* [TASK TO CARRY OUT]: Check each line below for the word "icon", and copy those that have it.
───── MATERIAL FOR THE TASK ─────
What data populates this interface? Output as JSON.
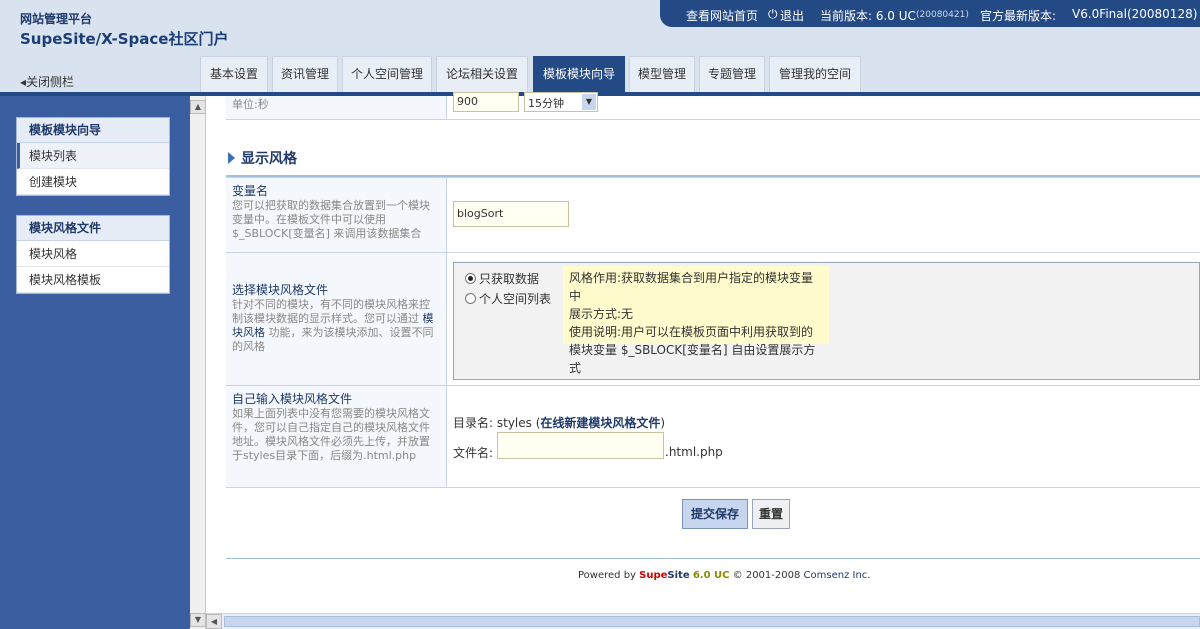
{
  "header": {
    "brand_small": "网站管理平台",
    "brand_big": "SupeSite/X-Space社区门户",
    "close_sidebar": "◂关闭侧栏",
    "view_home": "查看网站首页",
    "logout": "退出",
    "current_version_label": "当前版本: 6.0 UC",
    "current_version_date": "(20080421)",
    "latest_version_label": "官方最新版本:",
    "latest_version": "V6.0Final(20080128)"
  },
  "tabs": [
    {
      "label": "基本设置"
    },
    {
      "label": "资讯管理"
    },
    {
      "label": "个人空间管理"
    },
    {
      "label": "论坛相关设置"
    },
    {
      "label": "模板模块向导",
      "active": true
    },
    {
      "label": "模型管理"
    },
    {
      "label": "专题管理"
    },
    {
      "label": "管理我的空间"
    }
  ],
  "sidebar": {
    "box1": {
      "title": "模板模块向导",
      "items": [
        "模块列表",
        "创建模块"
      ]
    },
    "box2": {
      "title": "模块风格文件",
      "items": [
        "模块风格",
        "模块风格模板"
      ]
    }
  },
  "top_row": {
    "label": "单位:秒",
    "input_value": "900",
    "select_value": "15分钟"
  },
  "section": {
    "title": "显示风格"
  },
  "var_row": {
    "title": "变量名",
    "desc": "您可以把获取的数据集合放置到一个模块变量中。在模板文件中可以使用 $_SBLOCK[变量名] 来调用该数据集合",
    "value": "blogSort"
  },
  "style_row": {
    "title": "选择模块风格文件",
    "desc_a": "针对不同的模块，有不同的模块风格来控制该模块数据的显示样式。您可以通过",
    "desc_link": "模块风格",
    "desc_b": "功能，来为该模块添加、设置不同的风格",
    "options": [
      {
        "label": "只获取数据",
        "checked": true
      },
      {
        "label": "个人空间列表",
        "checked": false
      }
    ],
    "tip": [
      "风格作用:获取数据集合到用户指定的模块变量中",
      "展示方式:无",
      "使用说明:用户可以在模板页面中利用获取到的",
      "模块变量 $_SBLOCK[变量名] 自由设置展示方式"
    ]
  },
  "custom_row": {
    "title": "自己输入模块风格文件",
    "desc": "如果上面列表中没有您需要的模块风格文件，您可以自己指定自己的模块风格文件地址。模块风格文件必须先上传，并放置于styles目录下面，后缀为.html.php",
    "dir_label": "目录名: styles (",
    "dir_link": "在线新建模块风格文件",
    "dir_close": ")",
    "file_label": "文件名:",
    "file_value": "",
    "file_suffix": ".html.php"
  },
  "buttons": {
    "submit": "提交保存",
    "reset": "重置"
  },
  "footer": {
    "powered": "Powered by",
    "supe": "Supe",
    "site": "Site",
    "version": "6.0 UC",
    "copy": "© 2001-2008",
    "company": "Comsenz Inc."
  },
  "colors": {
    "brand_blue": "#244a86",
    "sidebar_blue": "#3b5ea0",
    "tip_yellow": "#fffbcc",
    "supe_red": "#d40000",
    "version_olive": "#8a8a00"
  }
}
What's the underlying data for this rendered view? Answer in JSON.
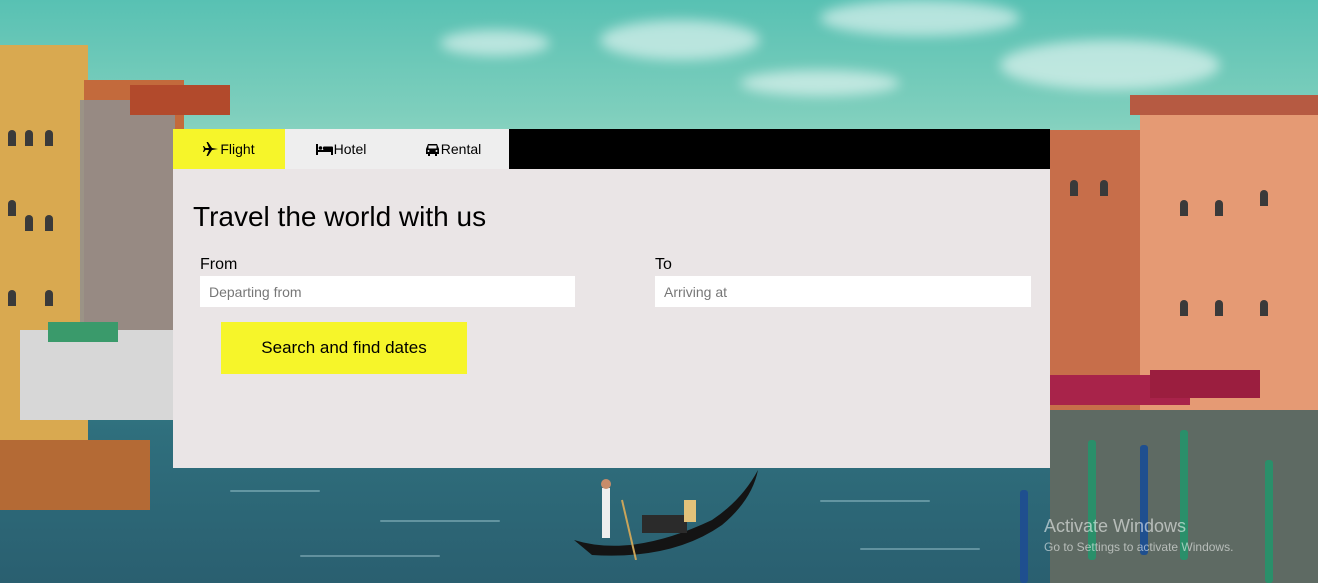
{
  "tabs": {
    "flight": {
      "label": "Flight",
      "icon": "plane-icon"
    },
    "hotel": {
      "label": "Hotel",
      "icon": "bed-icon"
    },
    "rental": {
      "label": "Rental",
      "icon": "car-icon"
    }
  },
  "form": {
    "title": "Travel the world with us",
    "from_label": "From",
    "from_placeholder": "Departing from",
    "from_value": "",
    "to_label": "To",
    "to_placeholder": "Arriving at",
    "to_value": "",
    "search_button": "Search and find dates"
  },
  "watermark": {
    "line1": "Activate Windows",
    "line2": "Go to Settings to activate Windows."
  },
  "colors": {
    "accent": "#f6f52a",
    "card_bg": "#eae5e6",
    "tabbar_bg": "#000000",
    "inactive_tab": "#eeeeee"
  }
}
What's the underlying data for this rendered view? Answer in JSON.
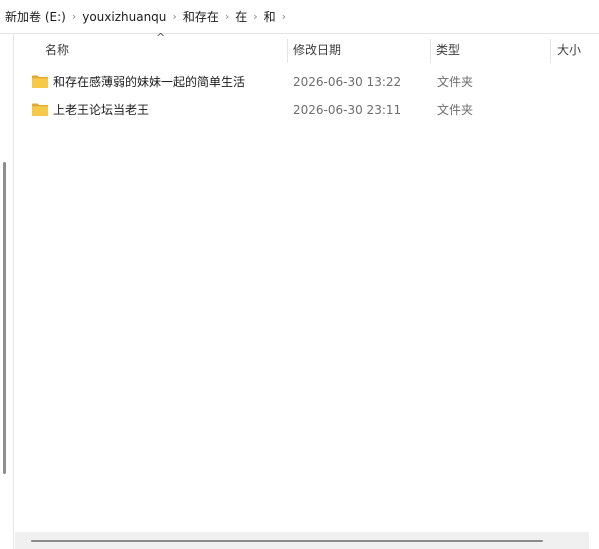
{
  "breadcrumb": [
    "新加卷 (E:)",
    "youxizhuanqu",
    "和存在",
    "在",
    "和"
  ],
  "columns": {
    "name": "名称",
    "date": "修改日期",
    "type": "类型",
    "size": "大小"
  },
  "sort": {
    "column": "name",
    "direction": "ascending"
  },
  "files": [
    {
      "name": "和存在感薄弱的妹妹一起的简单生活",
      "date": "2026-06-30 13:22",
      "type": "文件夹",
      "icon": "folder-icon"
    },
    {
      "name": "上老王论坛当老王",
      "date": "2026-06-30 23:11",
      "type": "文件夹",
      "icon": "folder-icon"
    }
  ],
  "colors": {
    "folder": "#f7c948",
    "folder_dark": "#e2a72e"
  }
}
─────
* [ANSWER BELOW]:
      "icon": "plane-icon"
      "icon": "bed-icon"
      "icon": "car-icon"
      "icon": "folder-icon"
      "icon": "folder-icon"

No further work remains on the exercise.